> _Assigned task_
With pictures left out, set down every record word for word.

> _Supplied data_
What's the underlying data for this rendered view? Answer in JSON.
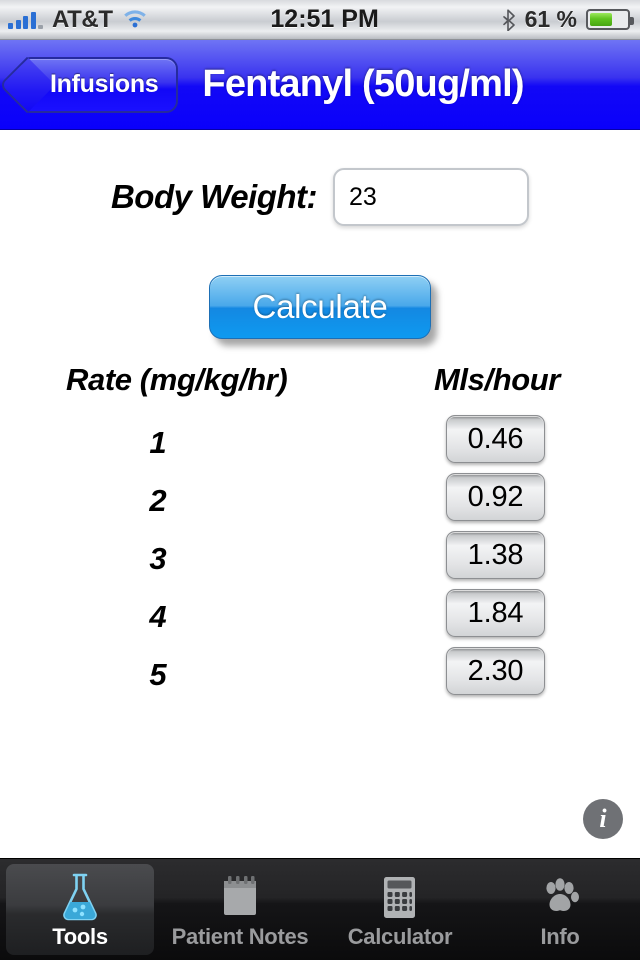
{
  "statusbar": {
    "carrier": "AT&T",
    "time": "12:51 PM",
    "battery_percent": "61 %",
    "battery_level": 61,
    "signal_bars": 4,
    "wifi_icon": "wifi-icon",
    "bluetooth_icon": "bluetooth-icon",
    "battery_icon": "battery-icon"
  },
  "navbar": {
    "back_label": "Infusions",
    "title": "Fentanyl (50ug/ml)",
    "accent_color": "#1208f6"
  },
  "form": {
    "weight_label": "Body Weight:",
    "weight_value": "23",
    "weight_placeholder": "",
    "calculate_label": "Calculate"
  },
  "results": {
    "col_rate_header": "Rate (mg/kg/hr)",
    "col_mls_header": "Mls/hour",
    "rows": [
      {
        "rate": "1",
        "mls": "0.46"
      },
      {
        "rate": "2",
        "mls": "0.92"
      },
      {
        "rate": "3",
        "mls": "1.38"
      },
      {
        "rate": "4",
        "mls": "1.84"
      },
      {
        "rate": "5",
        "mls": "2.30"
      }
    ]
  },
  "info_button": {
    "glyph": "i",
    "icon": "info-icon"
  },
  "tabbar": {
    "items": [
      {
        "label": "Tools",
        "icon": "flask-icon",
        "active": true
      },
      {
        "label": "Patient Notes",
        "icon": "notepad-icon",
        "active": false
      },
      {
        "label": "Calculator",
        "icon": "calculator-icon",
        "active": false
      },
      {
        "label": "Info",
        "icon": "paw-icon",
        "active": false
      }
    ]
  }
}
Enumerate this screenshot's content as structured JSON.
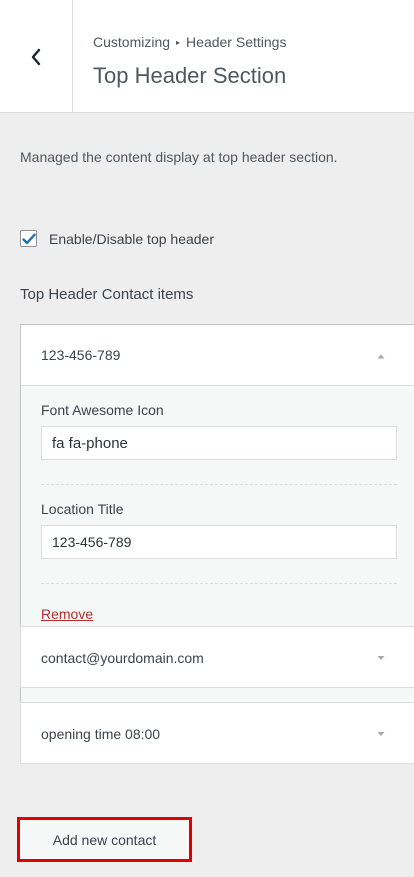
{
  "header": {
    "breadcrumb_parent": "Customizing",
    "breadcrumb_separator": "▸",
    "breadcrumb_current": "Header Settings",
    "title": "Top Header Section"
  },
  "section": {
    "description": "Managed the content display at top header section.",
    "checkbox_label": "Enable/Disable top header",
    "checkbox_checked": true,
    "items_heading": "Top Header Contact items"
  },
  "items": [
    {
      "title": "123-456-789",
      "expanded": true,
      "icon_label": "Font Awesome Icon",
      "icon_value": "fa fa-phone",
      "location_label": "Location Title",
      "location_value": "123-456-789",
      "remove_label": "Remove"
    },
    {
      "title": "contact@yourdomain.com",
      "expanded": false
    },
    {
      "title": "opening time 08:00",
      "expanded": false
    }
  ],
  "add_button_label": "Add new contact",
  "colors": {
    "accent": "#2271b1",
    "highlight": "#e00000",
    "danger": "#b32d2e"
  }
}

> _Written solution_
What's the underlying data for this rendered view? Answer in JSON.
{
  "statusbar": {
    "carrier": "AT&T",
    "time": "12:51 PM",
    "battery_percent": "61 %",
    "battery_level": 61,
    "signal_bars": 4,
    "wifi_icon": "wifi-icon",
    "bluetooth_icon": "bluetooth-icon",
    "battery_icon": "battery-icon"
  },
  "navbar": {
    "back_label": "Infusions",
    "title": "Fentanyl (50ug/ml)",
    "accent_color": "#1208f6"
  },
  "form": {
    "weight_label": "Body Weight:",
    "weight_value": "23",
    "weight_placeholder": "",
    "calculate_label": "Calculate"
  },
  "results": {
    "col_rate_header": "Rate (mg/kg/hr)",
    "col_mls_header": "Mls/hour",
    "rows": [
      {
        "rate": "1",
        "mls": "0.46"
      },
      {
        "rate": "2",
        "mls": "0.92"
      },
      {
        "rate": "3",
        "mls": "1.38"
      },
      {
        "rate": "4",
        "mls": "1.84"
      },
      {
        "rate": "5",
        "mls": "2.30"
      }
    ]
  },
  "info_button": {
    "glyph": "i",
    "icon": "info-icon"
  },
  "tabbar": {
    "items": [
      {
        "label": "Tools",
        "icon": "flask-icon",
        "active": true
      },
      {
        "label": "Patient Notes",
        "icon": "notepad-icon",
        "active": false
      },
      {
        "label": "Calculator",
        "icon": "calculator-icon",
        "active": false
      },
      {
        "label": "Info",
        "icon": "paw-icon",
        "active": false
      }
    ]
  }
}
Enumerate this screenshot's content as structured JSON.
{
  "header": {
    "breadcrumb_parent": "Customizing",
    "breadcrumb_separator": "▸",
    "breadcrumb_current": "Header Settings",
    "title": "Top Header Section"
  },
  "section": {
    "description": "Managed the content display at top header section.",
    "checkbox_label": "Enable/Disable top header",
    "checkbox_checked": true,
    "items_heading": "Top Header Contact items"
  },
  "items": [
    {
      "title": "123-456-789",
      "expanded": true,
      "icon_label": "Font Awesome Icon",
      "icon_value": "fa fa-phone",
      "location_label": "Location Title",
      "location_value": "123-456-789",
      "remove_label": "Remove"
    },
    {
      "title": "contact@yourdomain.com",
      "expanded": false
    },
    {
      "title": "opening time 08:00",
      "expanded": false
    }
  ],
  "add_button_label": "Add new contact",
  "colors": {
    "accent": "#2271b1",
    "highlight": "#e00000",
    "danger": "#b32d2e"
  }
}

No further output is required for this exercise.